Only a number is wanted: how many lines of the entries include the string "category"?
-*-
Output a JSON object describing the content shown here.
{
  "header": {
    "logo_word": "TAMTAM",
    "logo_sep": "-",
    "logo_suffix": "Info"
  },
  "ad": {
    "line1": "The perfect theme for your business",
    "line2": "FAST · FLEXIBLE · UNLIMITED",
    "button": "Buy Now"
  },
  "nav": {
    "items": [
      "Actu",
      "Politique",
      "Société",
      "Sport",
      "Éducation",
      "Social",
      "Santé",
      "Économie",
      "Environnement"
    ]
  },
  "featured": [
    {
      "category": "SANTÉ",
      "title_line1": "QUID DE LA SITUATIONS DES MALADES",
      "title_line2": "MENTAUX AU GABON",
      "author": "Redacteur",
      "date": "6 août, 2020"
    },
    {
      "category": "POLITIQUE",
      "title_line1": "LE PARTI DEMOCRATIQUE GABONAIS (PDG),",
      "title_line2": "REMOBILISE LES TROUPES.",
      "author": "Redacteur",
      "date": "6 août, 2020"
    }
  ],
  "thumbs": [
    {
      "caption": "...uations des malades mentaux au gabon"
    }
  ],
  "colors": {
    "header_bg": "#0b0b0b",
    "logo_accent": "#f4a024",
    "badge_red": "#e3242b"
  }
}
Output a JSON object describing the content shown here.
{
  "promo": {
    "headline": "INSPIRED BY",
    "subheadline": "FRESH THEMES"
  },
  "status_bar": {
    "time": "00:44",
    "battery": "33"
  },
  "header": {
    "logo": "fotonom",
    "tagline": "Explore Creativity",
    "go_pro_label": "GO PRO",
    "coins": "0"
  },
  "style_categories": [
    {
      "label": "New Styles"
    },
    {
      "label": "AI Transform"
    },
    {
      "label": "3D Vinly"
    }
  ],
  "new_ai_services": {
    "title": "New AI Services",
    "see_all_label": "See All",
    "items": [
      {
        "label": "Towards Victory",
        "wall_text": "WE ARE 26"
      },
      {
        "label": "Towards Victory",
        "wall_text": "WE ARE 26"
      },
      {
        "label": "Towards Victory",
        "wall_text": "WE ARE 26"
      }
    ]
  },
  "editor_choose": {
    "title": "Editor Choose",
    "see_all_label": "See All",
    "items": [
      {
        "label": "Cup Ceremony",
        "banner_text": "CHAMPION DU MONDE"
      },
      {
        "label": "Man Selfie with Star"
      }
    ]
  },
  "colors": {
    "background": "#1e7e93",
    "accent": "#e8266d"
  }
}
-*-
■ Solution for this problem ■
2